[During the 1964 racial riots] there [were] so many calls coming in, people were so worried. When there is such an emergency and too many calls [flood] in, calls get blocked. People call and call, can’t get through, so they try and get the operator. So we were really flooded. We stayed there [for] 24 hours… We were brought to work in a bus. You know you were safe because you had security [everywhere], but what about your [family], what about your neighbours, inlaws… [my] own family was scattered… It was a really stressful time….
Our kampong people looked after our kampong people. It was only the outside kampong people that made mischief. The Malays and Chinese in [our] kampong were looking after each other. The people from other kampongs [snuck] in and hit people… But it was not neighbour against neighbour. In Telecoms, you had people from all sorts of life and so all these stories were told. Our cleaner was hacked.”
Excerpts of an interview with Mdm Lucy Teo, aged 70, who worked as a telephonist at the Singapore Telephone Board. Mdm Teo worked with the organisation for 34 years.
Tan Huism is the Head of Exhibitions and Curation with the National Library. Huism started her curatorial career at the National Museum of Singapore before moving to the Asian Civilisations Museum, where she became Deputy Director of Curation and Collections.
Climo, J., & Cattell, M. (2002). Introduction: Meaning in social memory and history. In J. Climo & M. Cattell (Eds.), Social memory and history: Anthropological perspectives (pp. 1–38). USA: Altmamira Press. (Call no.: R 153.1 SOC)
Crane, S. (Ed.). (2000). Museums and memory (pp. 1–16). California: Standard University Press. (Not available in NLB holdings)
Foster, J. (2009). Memory: A very short introduction. UK: Oxford University Press.

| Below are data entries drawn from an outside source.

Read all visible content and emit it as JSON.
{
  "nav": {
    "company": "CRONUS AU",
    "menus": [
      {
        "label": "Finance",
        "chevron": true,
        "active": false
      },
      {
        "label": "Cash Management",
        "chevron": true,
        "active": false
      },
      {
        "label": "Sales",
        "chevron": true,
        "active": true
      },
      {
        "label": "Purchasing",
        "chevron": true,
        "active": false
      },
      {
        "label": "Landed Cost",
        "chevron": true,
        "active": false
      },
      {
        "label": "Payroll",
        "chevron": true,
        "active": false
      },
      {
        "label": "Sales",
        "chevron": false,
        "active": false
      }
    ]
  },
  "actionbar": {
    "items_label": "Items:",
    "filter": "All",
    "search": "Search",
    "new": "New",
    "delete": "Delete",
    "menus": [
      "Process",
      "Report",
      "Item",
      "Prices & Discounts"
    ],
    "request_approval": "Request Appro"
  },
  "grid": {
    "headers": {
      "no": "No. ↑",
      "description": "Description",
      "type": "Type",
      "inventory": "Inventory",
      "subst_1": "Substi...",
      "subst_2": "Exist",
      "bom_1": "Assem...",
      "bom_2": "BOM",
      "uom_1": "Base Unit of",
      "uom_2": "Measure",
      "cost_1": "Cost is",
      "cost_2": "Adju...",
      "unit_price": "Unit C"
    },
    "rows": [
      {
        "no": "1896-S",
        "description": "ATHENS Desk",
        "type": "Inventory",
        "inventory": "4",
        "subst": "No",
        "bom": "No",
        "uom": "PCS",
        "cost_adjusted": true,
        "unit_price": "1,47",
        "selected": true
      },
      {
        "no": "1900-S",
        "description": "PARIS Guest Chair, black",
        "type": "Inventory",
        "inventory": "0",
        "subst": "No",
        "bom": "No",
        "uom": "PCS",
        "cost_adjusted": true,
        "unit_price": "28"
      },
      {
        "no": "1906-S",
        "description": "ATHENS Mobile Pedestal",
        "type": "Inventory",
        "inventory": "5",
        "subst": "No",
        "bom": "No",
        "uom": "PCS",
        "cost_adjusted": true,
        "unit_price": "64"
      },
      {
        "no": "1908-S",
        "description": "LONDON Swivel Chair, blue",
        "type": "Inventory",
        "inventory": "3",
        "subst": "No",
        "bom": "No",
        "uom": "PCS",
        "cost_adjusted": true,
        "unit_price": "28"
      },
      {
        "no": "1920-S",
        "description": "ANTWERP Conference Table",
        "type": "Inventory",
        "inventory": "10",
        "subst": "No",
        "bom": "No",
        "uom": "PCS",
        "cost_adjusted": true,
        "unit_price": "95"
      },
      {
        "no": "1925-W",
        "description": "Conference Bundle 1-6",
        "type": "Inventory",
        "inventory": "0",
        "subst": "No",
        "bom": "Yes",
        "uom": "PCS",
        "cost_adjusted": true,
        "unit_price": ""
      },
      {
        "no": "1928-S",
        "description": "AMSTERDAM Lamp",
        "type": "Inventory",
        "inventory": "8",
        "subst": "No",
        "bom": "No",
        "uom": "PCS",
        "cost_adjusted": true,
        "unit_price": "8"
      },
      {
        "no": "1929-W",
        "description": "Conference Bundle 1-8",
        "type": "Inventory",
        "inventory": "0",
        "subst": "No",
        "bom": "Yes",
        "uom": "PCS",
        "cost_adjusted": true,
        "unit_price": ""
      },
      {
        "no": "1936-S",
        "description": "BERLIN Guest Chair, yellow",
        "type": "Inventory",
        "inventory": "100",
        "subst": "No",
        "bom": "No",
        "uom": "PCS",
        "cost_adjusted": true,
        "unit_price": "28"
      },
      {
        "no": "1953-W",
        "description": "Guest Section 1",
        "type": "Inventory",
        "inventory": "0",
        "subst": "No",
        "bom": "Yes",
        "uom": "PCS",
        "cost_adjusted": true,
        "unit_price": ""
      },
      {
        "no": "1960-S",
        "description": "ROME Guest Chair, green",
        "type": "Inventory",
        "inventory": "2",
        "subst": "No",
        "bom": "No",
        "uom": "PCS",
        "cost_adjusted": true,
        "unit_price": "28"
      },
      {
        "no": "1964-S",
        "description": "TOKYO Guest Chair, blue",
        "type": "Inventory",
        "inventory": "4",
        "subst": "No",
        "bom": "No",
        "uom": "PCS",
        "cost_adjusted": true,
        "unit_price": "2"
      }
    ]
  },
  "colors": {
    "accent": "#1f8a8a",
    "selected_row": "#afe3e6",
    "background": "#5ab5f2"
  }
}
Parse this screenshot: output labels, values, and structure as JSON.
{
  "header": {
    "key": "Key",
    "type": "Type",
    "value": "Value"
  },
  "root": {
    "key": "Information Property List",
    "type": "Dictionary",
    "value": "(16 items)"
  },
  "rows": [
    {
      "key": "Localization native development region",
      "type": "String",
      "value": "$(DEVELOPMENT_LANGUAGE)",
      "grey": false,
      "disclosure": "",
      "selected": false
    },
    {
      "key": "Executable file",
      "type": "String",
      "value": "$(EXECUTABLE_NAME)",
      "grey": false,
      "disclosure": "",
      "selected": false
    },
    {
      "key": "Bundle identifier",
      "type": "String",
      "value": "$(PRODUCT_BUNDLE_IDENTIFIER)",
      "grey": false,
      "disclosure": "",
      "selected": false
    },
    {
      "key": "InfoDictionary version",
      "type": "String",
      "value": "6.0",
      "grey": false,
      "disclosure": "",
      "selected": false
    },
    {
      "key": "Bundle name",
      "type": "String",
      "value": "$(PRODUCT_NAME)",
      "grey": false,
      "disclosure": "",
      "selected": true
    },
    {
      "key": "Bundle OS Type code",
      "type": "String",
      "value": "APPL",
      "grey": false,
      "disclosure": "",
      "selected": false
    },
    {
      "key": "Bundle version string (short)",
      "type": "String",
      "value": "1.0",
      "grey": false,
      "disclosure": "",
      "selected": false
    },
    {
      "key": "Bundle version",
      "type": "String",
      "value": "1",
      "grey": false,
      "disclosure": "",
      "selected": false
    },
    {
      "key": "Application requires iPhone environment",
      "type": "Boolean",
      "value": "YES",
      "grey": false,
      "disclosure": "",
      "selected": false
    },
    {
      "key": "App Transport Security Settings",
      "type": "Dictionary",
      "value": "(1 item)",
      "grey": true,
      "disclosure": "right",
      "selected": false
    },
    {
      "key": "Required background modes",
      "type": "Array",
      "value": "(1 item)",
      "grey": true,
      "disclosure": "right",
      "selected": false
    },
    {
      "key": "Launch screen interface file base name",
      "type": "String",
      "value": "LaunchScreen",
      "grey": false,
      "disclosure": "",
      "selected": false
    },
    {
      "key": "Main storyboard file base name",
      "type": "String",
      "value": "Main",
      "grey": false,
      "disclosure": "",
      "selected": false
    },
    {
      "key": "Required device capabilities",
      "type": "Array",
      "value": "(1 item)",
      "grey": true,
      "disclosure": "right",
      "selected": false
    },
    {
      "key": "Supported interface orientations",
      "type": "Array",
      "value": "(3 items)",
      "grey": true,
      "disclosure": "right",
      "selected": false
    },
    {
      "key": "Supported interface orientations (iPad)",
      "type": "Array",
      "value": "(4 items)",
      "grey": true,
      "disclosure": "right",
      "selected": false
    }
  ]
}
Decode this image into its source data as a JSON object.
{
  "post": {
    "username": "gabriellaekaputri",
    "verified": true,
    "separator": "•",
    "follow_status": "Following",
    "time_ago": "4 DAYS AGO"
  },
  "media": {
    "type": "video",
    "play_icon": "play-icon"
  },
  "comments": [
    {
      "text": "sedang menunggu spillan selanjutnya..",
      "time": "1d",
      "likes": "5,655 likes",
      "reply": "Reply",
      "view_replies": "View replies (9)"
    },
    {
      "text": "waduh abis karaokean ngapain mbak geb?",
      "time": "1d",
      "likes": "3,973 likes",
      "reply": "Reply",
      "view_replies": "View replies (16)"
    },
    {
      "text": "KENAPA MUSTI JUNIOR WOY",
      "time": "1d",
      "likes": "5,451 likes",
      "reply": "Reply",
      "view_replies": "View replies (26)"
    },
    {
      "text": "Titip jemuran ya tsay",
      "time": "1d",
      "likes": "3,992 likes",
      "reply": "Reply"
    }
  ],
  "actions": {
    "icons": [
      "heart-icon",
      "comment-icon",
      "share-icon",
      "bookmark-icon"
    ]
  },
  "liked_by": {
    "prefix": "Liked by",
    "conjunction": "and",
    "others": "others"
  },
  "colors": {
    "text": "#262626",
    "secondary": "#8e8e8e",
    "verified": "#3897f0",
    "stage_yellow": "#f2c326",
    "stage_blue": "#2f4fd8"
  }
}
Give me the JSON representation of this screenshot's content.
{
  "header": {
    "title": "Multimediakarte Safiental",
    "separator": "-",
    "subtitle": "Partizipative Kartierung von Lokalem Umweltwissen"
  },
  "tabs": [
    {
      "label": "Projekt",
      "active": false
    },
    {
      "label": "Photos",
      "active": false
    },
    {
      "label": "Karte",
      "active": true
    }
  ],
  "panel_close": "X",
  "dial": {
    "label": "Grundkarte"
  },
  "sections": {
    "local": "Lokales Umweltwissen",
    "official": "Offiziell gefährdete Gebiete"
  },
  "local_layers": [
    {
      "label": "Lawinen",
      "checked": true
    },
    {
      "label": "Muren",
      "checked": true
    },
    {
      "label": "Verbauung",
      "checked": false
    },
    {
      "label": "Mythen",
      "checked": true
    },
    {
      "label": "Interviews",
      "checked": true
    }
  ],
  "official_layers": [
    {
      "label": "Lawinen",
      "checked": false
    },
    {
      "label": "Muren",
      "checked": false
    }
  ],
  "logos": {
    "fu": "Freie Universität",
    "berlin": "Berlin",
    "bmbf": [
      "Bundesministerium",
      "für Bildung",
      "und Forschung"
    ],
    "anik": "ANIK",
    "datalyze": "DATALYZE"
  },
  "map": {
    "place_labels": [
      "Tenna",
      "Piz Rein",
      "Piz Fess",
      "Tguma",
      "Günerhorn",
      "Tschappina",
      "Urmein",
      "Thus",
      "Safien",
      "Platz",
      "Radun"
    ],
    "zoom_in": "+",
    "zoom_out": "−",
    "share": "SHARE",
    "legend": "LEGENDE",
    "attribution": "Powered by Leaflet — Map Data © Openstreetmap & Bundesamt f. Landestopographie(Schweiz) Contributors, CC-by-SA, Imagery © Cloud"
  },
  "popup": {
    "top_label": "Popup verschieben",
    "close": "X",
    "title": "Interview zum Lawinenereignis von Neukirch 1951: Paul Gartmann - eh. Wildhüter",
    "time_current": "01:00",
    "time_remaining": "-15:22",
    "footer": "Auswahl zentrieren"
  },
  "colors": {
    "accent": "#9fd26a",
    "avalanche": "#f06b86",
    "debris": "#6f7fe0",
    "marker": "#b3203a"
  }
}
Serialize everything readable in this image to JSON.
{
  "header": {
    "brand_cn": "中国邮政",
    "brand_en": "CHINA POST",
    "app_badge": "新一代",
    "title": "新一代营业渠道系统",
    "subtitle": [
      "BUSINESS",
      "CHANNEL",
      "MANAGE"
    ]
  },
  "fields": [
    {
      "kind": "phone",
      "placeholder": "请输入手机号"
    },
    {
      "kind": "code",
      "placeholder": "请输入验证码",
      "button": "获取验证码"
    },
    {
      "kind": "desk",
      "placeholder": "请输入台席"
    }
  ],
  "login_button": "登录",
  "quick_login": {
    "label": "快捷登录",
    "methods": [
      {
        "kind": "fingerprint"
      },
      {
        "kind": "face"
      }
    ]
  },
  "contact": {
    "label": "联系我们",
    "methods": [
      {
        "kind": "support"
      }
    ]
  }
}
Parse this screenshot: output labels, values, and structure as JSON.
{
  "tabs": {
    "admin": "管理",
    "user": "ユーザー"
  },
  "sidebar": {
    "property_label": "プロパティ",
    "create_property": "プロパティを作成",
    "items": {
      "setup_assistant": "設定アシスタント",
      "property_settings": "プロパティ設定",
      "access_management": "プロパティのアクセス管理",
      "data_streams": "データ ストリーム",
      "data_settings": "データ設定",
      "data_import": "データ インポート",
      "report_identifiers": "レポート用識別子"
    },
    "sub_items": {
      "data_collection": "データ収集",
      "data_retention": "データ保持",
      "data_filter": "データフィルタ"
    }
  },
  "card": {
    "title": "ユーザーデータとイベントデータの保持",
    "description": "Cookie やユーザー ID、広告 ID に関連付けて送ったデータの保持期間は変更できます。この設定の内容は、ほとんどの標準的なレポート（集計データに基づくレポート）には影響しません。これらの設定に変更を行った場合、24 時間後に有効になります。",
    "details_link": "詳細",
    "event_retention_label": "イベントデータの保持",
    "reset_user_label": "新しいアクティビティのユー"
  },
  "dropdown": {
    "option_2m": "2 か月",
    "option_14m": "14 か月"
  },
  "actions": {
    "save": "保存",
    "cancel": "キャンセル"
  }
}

Retrieved from EBSCOhost website.
Hall, S. (2012). Theatres of memory: Past and present in contemporary culture (pp. 3–50). London: Verso. (Not available in NLB holdings)
Hodgkin, K., & Radstone, S. (Eds.). (2003). Contested pasts: The politics of memory (pp. 1–22). London: Routledge. (Call no.: R 153.12 CON)